In the 70s when I learned to quilt, my husband was an avid auction attender. At one estate sale he bought me two piles of blocks and a quilt top. Alas, I don’t even remember the name associated with the estate sale, but it was in Cambridge, Ohio. It was before my introduction to quilt history and the need to record provenance.
I liked the old-fashioned shirting look (which of course is no longer old-fashioned), but thought the blocks a bit dull and planned the sashing and cornerstones to brighten them up. In those days we used sheets for backing, and I bought a dark blue one. I set it aside for a time when it would be easy to baste.
Enter a long gap in my quilting career.
In the late 90s when I returned to quilting and joined a guild, I took the top, batting, and backing to a guild retreat where I planned to baste it on the large tables only to learn that the sheet wasn’t big enough. So the top got set aside again while I looked for coordinating backing fabric. And there it stayed because there was nothing urgent about finishing it.
Fast forward to the present when I learned of longarmers who would baste quilts on their longarm machines. The quilt is revived, the back is made, and they are ready to be sent on for basting.
The blocks are hand pieced. I machine stitched the sashing and borders. I plan hand quilting in honor of the blocks. And because it is a nice change of pace.
I’ll link belatedly with Needle and Thread Thursday. And I’ll be linking with LAFF because it is a finished top. I’ll be linking up with Oh Scrap! because I’m sure the 9-patch blocks were made from either left overs or usable parts of old shirts. Several of the squares are themselves pieced. And because 9-patch is the theme for Feb 3, I’ll link with Tuesday Archives.
8 responses to “Reviving a Dormant 9-Patch”
Smart to have a longarmer baste the quilt top for you – my customers like me to do this when they occasionally decide to hand quilt a quilt. This ensures that the backing won’t have any tucks as we can quilt the lines as close as you need us to. You can easily mark the quilting before or after the quilt top is basted. It is so hard to get larger quilts to stay flat when you try to hand or pin baste them. Looking forward to seeing your progress on this – maybe a peek every month to keep you moving on it??
What a wonderful top it is, and such a great story. Some things patiently wait their turn until the time is right.
So happy to see you have stuck with this quilt and will see it to the finish. Thanks for sharing with Oh Scrap!
I love the classic look of your quilt! How great that you are keeping after it, plus find something new to try each time you get it out. I am in the mood to hand quilt something myself.
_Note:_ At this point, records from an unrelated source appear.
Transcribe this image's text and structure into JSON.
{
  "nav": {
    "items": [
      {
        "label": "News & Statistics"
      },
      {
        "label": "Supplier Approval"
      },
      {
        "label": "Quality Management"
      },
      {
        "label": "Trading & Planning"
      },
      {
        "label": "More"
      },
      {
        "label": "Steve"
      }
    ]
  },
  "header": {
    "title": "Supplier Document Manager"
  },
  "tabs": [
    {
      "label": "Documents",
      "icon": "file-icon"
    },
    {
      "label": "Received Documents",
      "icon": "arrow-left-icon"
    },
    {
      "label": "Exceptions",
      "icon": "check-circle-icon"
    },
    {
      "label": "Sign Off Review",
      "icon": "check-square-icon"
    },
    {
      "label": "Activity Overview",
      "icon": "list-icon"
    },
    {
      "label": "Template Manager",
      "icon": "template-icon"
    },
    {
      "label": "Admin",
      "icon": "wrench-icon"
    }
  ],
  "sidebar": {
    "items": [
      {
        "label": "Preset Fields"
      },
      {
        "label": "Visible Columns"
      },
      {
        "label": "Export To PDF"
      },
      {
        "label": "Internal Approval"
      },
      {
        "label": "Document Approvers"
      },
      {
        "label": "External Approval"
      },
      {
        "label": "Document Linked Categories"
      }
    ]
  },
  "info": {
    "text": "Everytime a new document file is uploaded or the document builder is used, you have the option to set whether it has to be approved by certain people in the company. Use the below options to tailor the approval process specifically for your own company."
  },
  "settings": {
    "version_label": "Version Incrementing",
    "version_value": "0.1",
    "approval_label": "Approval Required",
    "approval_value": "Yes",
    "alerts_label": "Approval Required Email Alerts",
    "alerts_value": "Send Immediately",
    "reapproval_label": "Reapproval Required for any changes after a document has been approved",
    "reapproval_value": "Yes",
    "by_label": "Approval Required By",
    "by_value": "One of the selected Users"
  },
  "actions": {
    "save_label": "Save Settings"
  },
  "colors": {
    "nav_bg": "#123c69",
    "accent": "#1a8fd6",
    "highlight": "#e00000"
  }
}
Thanks for the inspiration!
Loved reading your story!
I love a quilt with history and yours already has quite a story. I love that you or your husband saved the blocks and put them into a quilt.
What a great story!
Sometimes what makes a quilt so special is the story behind them! Thanks for sharing yours with us and at Tuesday Archives. 🙂